Items from an interface collection
━━━━━━━━━━━━━━━━

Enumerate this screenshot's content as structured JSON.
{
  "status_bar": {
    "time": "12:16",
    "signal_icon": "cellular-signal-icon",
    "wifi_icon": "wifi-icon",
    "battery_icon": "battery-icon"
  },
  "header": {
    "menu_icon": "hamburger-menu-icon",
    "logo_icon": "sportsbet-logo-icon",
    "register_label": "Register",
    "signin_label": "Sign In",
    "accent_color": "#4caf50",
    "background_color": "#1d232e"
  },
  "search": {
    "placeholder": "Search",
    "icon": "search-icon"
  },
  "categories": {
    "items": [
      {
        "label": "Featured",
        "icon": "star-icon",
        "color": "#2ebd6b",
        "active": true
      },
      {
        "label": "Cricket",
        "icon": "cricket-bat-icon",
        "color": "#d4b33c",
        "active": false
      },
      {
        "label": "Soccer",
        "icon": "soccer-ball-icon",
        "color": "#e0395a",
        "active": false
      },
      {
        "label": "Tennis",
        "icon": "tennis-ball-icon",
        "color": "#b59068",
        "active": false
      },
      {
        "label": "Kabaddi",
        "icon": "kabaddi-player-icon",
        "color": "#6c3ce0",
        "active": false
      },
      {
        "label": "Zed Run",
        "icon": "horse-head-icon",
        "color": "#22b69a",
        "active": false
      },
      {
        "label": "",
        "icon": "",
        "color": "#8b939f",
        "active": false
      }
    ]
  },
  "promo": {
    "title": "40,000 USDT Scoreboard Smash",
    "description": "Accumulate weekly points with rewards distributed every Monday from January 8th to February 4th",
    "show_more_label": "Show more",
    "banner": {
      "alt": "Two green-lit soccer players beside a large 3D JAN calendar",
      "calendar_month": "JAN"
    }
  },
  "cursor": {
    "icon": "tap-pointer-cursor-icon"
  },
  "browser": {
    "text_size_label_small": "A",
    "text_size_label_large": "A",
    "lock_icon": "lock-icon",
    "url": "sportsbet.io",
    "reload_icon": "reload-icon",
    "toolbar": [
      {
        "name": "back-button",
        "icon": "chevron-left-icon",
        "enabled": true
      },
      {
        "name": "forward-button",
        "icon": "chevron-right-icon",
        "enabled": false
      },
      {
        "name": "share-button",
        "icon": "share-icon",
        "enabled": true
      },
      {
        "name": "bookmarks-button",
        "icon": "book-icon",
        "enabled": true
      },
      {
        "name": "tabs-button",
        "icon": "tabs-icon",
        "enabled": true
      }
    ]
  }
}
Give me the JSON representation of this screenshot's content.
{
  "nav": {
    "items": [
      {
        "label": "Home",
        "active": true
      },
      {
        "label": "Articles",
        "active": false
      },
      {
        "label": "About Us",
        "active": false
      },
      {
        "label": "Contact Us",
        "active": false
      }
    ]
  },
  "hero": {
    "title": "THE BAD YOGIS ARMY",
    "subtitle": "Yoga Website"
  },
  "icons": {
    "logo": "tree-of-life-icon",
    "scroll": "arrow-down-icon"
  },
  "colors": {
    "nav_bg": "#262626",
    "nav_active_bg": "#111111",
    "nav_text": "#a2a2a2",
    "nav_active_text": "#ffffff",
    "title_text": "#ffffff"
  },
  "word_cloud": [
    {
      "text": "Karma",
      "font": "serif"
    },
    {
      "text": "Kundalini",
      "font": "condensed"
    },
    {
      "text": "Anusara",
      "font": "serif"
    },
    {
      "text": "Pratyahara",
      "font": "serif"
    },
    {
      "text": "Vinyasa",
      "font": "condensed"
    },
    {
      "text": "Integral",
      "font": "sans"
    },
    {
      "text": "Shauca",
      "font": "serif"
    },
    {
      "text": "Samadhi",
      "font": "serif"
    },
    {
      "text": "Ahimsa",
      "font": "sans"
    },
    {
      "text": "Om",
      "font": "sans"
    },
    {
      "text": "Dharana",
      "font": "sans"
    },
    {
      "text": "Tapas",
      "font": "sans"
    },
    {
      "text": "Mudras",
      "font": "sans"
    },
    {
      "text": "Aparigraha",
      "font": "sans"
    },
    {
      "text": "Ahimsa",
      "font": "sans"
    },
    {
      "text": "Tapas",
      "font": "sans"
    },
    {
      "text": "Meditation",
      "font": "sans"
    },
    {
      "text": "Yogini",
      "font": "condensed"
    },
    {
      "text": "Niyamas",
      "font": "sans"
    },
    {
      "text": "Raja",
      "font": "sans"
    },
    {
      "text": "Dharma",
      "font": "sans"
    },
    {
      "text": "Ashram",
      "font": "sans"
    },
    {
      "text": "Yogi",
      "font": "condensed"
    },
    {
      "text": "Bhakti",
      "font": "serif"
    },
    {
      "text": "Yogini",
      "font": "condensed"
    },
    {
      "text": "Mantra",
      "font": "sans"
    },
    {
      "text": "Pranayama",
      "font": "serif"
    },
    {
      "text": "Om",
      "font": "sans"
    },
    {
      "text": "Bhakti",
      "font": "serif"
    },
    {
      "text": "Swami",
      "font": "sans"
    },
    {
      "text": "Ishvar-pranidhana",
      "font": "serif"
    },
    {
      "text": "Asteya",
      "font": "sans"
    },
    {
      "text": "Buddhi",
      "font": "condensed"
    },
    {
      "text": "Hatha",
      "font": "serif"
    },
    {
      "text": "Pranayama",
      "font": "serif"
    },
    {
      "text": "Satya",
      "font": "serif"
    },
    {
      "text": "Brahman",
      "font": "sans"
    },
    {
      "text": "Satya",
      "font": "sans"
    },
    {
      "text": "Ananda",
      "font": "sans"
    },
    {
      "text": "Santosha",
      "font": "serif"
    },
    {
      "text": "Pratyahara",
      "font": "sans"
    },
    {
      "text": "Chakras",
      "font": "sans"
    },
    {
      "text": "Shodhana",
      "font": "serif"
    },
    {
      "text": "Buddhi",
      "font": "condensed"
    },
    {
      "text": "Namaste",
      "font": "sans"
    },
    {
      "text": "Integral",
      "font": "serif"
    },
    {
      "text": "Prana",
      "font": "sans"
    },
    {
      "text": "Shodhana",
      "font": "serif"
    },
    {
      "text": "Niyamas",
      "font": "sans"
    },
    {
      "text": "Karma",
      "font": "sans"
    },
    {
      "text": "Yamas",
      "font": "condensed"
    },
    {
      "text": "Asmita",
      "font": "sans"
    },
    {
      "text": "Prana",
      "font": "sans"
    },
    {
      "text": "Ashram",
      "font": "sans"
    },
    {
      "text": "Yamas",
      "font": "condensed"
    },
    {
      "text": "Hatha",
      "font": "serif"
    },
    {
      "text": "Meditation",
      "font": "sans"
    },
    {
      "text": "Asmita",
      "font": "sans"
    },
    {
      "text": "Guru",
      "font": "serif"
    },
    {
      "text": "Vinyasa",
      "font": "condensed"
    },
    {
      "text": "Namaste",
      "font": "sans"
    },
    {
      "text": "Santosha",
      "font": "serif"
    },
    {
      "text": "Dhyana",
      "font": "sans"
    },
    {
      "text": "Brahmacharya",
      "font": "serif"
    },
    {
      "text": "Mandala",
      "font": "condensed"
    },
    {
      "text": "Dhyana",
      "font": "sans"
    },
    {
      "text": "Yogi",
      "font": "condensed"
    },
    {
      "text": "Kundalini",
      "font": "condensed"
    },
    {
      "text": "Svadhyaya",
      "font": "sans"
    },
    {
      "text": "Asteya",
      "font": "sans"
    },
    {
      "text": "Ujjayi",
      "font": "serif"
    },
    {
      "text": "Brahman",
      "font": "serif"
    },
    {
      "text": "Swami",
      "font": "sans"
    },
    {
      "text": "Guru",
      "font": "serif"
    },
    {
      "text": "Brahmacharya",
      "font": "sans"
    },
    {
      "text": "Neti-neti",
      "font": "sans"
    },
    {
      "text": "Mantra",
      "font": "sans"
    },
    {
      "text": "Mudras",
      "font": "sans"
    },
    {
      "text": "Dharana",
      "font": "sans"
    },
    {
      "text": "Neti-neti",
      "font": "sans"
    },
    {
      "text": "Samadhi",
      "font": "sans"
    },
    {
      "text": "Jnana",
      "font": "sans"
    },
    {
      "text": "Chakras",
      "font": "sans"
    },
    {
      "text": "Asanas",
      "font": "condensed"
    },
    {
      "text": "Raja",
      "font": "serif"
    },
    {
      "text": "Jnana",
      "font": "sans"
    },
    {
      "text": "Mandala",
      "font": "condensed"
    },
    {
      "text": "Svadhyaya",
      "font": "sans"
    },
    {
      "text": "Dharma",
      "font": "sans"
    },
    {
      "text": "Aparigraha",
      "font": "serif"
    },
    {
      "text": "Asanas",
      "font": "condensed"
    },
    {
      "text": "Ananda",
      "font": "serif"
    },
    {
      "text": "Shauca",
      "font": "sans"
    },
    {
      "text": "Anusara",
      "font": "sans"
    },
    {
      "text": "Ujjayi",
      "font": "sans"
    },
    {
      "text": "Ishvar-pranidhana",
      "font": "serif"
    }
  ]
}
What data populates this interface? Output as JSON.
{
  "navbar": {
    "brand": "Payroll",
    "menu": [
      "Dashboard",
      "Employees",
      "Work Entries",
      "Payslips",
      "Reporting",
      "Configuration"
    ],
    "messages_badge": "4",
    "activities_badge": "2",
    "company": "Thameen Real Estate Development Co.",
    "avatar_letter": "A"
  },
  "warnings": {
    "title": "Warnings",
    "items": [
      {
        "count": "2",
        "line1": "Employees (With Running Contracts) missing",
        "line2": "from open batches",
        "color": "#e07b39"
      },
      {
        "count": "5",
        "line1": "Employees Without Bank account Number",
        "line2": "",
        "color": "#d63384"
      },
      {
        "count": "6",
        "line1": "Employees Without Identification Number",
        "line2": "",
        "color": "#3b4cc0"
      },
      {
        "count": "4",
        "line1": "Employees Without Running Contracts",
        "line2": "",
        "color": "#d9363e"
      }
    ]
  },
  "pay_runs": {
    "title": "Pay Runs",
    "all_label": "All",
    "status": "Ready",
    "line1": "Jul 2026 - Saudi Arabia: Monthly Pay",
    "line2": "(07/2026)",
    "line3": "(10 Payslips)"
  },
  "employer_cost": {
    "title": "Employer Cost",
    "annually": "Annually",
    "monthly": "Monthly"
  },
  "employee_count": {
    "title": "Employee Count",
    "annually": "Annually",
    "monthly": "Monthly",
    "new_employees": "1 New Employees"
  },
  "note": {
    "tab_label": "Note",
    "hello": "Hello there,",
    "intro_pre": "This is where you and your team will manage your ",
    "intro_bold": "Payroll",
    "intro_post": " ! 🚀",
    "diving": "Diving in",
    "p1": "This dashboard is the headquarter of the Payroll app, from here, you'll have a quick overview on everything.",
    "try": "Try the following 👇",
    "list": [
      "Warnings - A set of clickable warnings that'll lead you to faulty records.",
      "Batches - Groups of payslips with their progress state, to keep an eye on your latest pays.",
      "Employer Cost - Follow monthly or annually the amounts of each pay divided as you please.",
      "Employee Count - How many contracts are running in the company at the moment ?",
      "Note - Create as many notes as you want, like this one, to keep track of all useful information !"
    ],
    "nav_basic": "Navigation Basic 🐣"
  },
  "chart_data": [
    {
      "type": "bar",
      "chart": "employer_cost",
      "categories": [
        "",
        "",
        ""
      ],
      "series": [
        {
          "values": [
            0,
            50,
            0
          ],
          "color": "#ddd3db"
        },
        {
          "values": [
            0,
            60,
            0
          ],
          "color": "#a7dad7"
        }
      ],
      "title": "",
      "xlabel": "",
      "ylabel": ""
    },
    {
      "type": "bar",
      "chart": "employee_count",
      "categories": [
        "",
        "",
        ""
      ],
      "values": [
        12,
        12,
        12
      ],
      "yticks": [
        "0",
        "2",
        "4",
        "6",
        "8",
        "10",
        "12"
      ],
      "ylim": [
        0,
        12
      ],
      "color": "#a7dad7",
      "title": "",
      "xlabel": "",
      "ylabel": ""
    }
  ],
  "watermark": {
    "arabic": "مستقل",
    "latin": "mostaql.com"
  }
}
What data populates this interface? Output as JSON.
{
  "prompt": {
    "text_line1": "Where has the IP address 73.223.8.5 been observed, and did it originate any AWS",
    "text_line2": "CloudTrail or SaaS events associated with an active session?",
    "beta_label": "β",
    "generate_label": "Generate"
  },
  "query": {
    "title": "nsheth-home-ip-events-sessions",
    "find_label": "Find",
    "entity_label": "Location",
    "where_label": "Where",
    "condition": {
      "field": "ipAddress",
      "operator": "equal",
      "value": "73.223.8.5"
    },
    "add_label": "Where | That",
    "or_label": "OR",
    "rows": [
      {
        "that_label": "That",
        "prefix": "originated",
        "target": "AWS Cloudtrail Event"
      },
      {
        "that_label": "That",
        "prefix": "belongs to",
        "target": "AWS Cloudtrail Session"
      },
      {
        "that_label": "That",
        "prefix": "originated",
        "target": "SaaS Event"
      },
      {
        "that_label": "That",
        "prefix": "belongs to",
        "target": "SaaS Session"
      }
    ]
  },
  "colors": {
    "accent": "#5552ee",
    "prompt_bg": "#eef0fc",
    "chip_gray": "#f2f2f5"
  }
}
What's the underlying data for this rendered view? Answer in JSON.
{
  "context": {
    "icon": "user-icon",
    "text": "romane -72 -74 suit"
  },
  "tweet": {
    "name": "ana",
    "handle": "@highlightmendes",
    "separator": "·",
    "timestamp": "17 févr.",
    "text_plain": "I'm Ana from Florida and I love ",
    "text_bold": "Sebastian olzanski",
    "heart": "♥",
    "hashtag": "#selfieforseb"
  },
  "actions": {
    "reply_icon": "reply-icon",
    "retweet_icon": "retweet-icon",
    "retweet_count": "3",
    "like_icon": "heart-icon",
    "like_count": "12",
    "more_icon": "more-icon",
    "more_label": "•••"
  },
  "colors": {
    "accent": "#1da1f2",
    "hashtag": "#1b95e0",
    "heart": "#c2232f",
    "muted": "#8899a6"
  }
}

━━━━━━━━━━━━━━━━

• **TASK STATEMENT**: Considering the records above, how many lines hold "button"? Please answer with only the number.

• **EXERCISE ANSWER**: 5